• PROBLEM DESCRIPTION:
Output the following data exactly.

(Beginning of DATA UNDER STUDY)

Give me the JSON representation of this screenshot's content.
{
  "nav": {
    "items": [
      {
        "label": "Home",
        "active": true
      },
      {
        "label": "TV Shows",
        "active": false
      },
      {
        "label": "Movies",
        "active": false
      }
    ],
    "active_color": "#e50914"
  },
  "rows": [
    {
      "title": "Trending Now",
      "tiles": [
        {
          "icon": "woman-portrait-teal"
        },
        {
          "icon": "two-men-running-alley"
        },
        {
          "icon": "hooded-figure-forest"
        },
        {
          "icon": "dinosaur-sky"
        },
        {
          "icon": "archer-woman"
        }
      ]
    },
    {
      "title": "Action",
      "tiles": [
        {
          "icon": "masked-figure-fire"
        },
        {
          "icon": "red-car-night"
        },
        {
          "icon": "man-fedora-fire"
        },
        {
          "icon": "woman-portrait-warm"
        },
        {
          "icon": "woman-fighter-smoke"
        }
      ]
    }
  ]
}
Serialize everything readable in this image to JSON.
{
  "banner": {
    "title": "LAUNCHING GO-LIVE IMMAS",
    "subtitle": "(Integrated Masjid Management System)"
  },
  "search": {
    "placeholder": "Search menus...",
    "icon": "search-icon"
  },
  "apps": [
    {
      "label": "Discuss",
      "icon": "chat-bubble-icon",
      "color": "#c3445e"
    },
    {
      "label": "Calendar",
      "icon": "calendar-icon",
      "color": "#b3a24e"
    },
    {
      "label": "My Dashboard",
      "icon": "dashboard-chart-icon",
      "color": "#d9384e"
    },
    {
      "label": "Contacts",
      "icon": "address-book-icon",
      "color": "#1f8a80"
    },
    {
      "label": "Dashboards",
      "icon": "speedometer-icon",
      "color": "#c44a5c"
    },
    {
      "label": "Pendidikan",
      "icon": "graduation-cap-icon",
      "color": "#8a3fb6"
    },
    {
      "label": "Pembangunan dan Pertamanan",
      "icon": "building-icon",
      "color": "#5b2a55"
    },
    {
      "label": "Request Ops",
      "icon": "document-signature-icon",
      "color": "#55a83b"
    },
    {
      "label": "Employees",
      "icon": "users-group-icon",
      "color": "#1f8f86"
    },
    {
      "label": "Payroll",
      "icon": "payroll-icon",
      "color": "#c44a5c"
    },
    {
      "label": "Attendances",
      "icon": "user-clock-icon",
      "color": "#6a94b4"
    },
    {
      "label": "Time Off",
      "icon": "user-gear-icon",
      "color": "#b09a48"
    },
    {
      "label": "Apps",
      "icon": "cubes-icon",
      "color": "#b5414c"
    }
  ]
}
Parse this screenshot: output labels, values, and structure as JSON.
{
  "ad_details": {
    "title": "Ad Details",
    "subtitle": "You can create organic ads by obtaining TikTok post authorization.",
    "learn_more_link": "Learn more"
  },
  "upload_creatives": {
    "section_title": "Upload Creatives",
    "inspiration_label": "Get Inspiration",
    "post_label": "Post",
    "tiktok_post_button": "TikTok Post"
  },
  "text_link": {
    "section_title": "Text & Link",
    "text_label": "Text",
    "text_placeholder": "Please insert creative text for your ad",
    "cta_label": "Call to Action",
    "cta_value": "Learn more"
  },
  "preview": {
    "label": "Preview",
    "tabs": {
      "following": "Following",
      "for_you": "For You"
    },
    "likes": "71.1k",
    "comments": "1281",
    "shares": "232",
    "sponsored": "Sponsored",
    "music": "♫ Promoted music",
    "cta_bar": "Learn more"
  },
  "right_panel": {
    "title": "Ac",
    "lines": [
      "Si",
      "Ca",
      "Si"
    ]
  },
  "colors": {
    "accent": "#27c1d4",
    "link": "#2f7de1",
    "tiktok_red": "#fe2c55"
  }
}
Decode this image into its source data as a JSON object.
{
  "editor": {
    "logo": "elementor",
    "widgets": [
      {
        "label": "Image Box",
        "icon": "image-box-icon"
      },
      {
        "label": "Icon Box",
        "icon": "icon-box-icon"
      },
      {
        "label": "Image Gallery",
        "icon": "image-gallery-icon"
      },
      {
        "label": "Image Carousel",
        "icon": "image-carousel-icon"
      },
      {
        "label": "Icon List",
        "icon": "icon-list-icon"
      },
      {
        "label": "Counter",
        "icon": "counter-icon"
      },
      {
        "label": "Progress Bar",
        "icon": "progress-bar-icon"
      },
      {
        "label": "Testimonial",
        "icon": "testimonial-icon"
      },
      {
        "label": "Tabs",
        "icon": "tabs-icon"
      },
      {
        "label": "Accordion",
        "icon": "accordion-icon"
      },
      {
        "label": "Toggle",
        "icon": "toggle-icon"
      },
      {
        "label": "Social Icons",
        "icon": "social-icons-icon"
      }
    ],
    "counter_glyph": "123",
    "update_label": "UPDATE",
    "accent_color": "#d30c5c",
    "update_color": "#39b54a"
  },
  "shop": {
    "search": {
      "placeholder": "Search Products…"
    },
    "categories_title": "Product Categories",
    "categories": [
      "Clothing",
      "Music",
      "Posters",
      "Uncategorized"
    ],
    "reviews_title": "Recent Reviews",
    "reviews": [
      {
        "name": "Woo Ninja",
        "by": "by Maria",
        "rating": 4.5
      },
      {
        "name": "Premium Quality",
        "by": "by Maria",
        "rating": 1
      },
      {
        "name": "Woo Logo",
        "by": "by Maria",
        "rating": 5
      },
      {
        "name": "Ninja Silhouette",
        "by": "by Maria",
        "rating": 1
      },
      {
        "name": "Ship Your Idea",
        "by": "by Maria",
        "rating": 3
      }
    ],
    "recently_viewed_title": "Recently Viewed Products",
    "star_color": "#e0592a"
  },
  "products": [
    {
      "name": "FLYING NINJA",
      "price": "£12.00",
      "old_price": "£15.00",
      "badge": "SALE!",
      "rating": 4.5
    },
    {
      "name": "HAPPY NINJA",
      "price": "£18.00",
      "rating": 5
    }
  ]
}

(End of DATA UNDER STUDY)

• FINAL ANSWER:
Give me the JSON representation of this screenshot's content.
{
  "nav": {
    "items": [
      {
        "label": "Home",
        "active": true
      },
      {
        "label": "TV Shows",
        "active": false
      },
      {
        "label": "Movies",
        "active": false
      }
    ],
    "active_color": "#e50914"
  },
  "rows": [
    {
      "title": "Trending Now",
      "tiles": [
        {
          "icon": "woman-portrait-teal"
        },
        {
          "icon": "two-men-running-alley"
        },
        {
          "icon": "hooded-figure-forest"
        },
        {
          "icon": "dinosaur-sky"
        },
        {
          "icon": "archer-woman"
        }
      ]
    },
    {
      "title": "Action",
      "tiles": [
        {
          "icon": "masked-figure-fire"
        },
        {
          "icon": "red-car-night"
        },
        {
          "icon": "man-fedora-fire"
        },
        {
          "icon": "woman-portrait-warm"
        },
        {
          "icon": "woman-fighter-smoke"
        }
      ]
    }
  ]
}
Serialize everything readable in this image to JSON.
{
  "banner": {
    "title": "LAUNCHING GO-LIVE IMMAS",
    "subtitle": "(Integrated Masjid Management System)"
  },
  "search": {
    "placeholder": "Search menus...",
    "icon": "search-icon"
  },
  "apps": [
    {
      "label": "Discuss",
      "icon": "chat-bubble-icon",
      "color": "#c3445e"
    },
    {
      "label": "Calendar",
      "icon": "calendar-icon",
      "color": "#b3a24e"
    },
    {
      "label": "My Dashboard",
      "icon": "dashboard-chart-icon",
      "color": "#d9384e"
    },
    {
      "label": "Contacts",
      "icon": "address-book-icon",
      "color": "#1f8a80"
    },
    {
      "label": "Dashboards",
      "icon": "speedometer-icon",
      "color": "#c44a5c"
    },
    {
      "label": "Pendidikan",
      "icon": "graduation-cap-icon",
      "color": "#8a3fb6"
    },
    {
      "label": "Pembangunan dan Pertamanan",
      "icon": "building-icon",
      "color": "#5b2a55"
    },
    {
      "label": "Request Ops",
      "icon": "document-signature-icon",
      "color": "#55a83b"
    },
    {
      "label": "Employees",
      "icon": "users-group-icon",
      "color": "#1f8f86"
    },
    {
      "label": "Payroll",
      "icon": "payroll-icon",
      "color": "#c44a5c"
    },
    {
      "label": "Attendances",
      "icon": "user-clock-icon",
      "color": "#6a94b4"
    },
    {
      "label": "Time Off",
      "icon": "user-gear-icon",
      "color": "#b09a48"
    },
    {
      "label": "Apps",
      "icon": "cubes-icon",
      "color": "#b5414c"
    }
  ]
}
Parse this screenshot: output labels, values, and structure as JSON.
{
  "ad_details": {
    "title": "Ad Details",
    "subtitle": "You can create organic ads by obtaining TikTok post authorization.",
    "learn_more_link": "Learn more"
  },
  "upload_creatives": {
    "section_title": "Upload Creatives",
    "inspiration_label": "Get Inspiration",
    "post_label": "Post",
    "tiktok_post_button": "TikTok Post"
  },
  "text_link": {
    "section_title": "Text & Link",
    "text_label": "Text",
    "text_placeholder": "Please insert creative text for your ad",
    "cta_label": "Call to Action",
    "cta_value": "Learn more"
  },
  "preview": {
    "label": "Preview",
    "tabs": {
      "following": "Following",
      "for_you": "For You"
    },
    "likes": "71.1k",
    "comments": "1281",
    "shares": "232",
    "sponsored": "Sponsored",
    "music": "♫ Promoted music",
    "cta_bar": "Learn more"
  },
  "right_panel": {
    "title": "Ac",
    "lines": [
      "Si",
      "Ca",
      "Si"
    ]
  },
  "colors": {
    "accent": "#27c1d4",
    "link": "#2f7de1",
    "tiktok_red": "#fe2c55"
  }
}
Decode this image into its source data as a JSON object.
{
  "editor": {
    "logo": "elementor",
    "widgets": [
      {
        "label": "Image Box",
        "icon": "image-box-icon"
      },
      {
        "label": "Icon Box",
        "icon": "icon-box-icon"
      },
      {
        "label": "Image Gallery",
        "icon": "image-gallery-icon"
      },
      {
        "label": "Image Carousel",
        "icon": "image-carousel-icon"
      },
      {
        "label": "Icon List",
        "icon": "icon-list-icon"
      },
      {
        "label": "Counter",
        "icon": "counter-icon"
      },
      {
        "label": "Progress Bar",
        "icon": "progress-bar-icon"
      },
      {
        "label": "Testimonial",
        "icon": "testimonial-icon"
      },
      {
        "label": "Tabs",
        "icon": "tabs-icon"
      },
      {
        "label": "Accordion",
        "icon": "accordion-icon"
      },
      {
        "label": "Toggle",
        "icon": "toggle-icon"
      },
      {
        "label": "Social Icons",
        "icon": "social-icons-icon"
      }
    ],
    "counter_glyph": "123",
    "update_label": "UPDATE",
    "accent_color": "#d30c5c",
    "update_color": "#39b54a"
  },
  "shop": {
    "search": {
      "placeholder": "Search Products…"
    },
    "categories_title": "Product Categories",
    "categories": [
      "Clothing",
      "Music",
      "Posters",
      "Uncategorized"
    ],
    "reviews_title": "Recent Reviews",
    "reviews": [
      {
        "name": "Woo Ninja",
        "by": "by Maria",
        "rating": 4.5
      },
      {
        "name": "Premium Quality",
        "by": "by Maria",
        "rating": 1
      },
      {
        "name": "Woo Logo",
        "by": "by Maria",
        "rating": 5
      },
      {
        "name": "Ninja Silhouette",
        "by": "by Maria",
        "rating": 1
      },
      {
        "name": "Ship Your Idea",
        "by": "by Maria",
        "rating": 3
      }
    ],
    "recently_viewed_title": "Recently Viewed Products",
    "star_color": "#e0592a"
  },
  "products": [
    {
      "name": "FLYING NINJA",
      "price": "£12.00",
      "old_price": "£15.00",
      "badge": "SALE!",
      "rating": 4.5
    },
    {
      "name": "HAPPY NINJA",
      "price": "£18.00",
      "rating": 5
    }
  ]
}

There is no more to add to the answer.